An investigation could also look into the role of May's newly-appointed Chief of Staff Gavin Barwell. The former housing minister promised a review of building regulations covering fire safety, but was never published.
Foreign Secretary Boris Johnson also faces questions over his decision to slash London's fire service while being the Mayor of London. Johnson presided over the closure of 10 fire stations and the removal of 27 fire engines, despite previously promising not to remove them.
Elsewhere, a City of London Corporation event, where Chancellor Philip Hammond was expected to give a major update on Brexit, has been cancelled on Thursday.
"In the light of the tragedy at Grenfell Tower we are cancelling tonight’s Mansion House Dinner. Our thoughts are focussed with the victims and their families and friends," the City of London Corporation said.
Firefighters have searched the entire building and 65 people were rescued. But there is now a desperate search for people missing in the fire. Labour MP David Lammy Khadija Saye has appealed for information about local artist Khadija Saye.
Witnesses claimed that people were jumping from some of the lower floors or creating makeshift rope ladders in an effort to escape the blaze. A witness even reported a baby being dropped into the arms of a member of the public from the tenth floor of the building.
One woman, Rania Ibrham, posted a Facebook Live video from within the building during the blaze at around 1.40 a.m. BST. She is still missing after the fire.
"Rania Ibrham my friend is missing from the grenfill tower (sic), if you have seen her or have any news on her pls contact me," he friend Rahmana Rashid posted on Facebook.
This video contains footage some may find distressing.
On Thursday morning, Fire Commissioner Dany Cotton paid tribute to the bravery of fire crew who battled through "intense heat" to reach residents in peril.
"I was committing hundreds of firefighters into a building that to lot of people looked terribly unsafe," Cotton told BBC.
Up to nine firefighters suffered injuries from burns, falling debris and heat exhaustion. Cotton added she was "more concerned" about the mental impact the trauma may have had on crew members, she said that making sure counselling was available would be a priority to the Fire Brigade.
On Thursday morning Queen Elizabeth II issued a short statement expressing her sympathy towards those who had lost loved ones. Here's the full statement:

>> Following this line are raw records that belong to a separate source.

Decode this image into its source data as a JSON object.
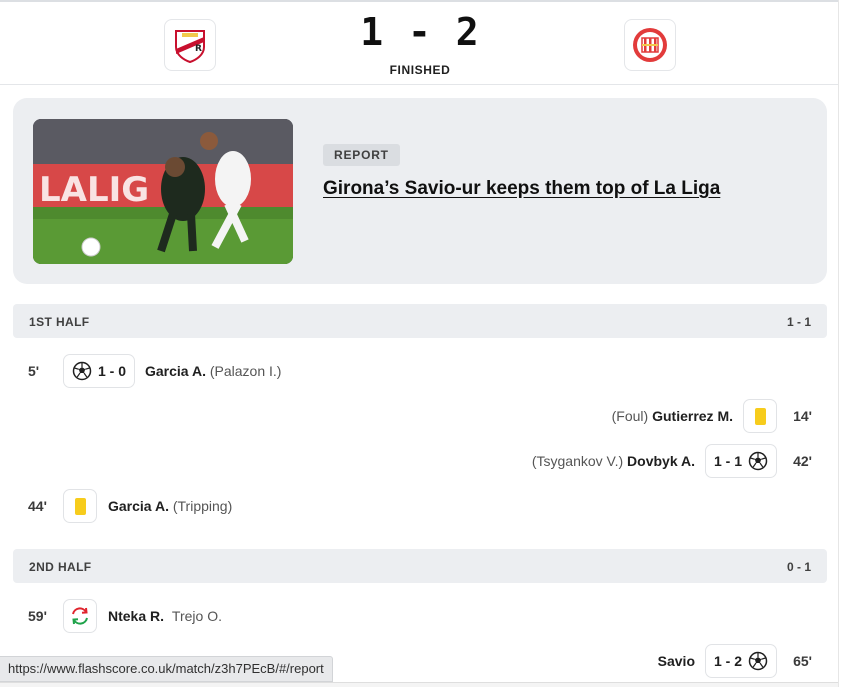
{
  "match": {
    "score": "1 - 2",
    "status": "FINISHED",
    "home_logo": "rayo-vallecano-crest",
    "away_logo": "girona-crest"
  },
  "report": {
    "tag": "REPORT",
    "title": "Girona’s Savio-ur keeps them top of La Liga",
    "image": "football-action-photo"
  },
  "halves": [
    {
      "label": "1ST HALF",
      "score": "1 - 1",
      "events": [
        {
          "side": "home",
          "minute": "5'",
          "icon": "goal-ball-icon",
          "score": "1 - 0",
          "player": "Garcia A.",
          "detail": "(Palazon I.)"
        },
        {
          "side": "away",
          "minute": "14'",
          "icon": "yellow-card-icon",
          "player": "Gutierrez M.",
          "detail": "(Foul)"
        },
        {
          "side": "away",
          "minute": "42'",
          "icon": "goal-ball-icon",
          "score": "1 - 1",
          "player": "Dovbyk A.",
          "detail": "(Tsygankov V.)"
        },
        {
          "side": "home",
          "minute": "44'",
          "icon": "yellow-card-icon",
          "player": "Garcia A.",
          "detail": "(Tripping)"
        }
      ]
    },
    {
      "label": "2ND HALF",
      "score": "0 - 1",
      "events": [
        {
          "side": "home",
          "minute": "59'",
          "icon": "substitution-icon",
          "player": "Nteka R.",
          "detail": "Trejo O."
        },
        {
          "side": "away",
          "minute": "65'",
          "icon": "goal-ball-icon",
          "score": "1 - 2",
          "player": "Savio",
          "detail": ""
        }
      ]
    }
  ],
  "statusbar": {
    "url": "https://www.flashscore.co.uk/match/z3h7PEcB/#/report"
  },
  "colors": {
    "card_yellow": "#f7cc1c",
    "panel_grey": "#eceef1",
    "sub_green": "#1fa34a",
    "sub_red": "#e0242d"
  }
}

"My thoughts and prayers are with those families who have lost loved ones in the Grenfell Tower fire and the many people who are still critically ill in hospital.
Prince Philip and I would like to pay tribute to the bravery of firefighters and other emergency services officers who put their own lives at risk to save others.
It is also heartening to see the incredible generosity of community volunteers rallying to help those affected by this terrible event."
Aid efforts for those left homeless by the fire continued through the night. Community centres, churches and mosques in the area have been inundated with donations of food, water and clothing.
Celebrities have also offered support. Chef Jamie Oliver offered food and drink at the Notting Hill branch of his Italian restaurant chain. Adele was also reportedly on the scene on Wednesday night, comforting residents.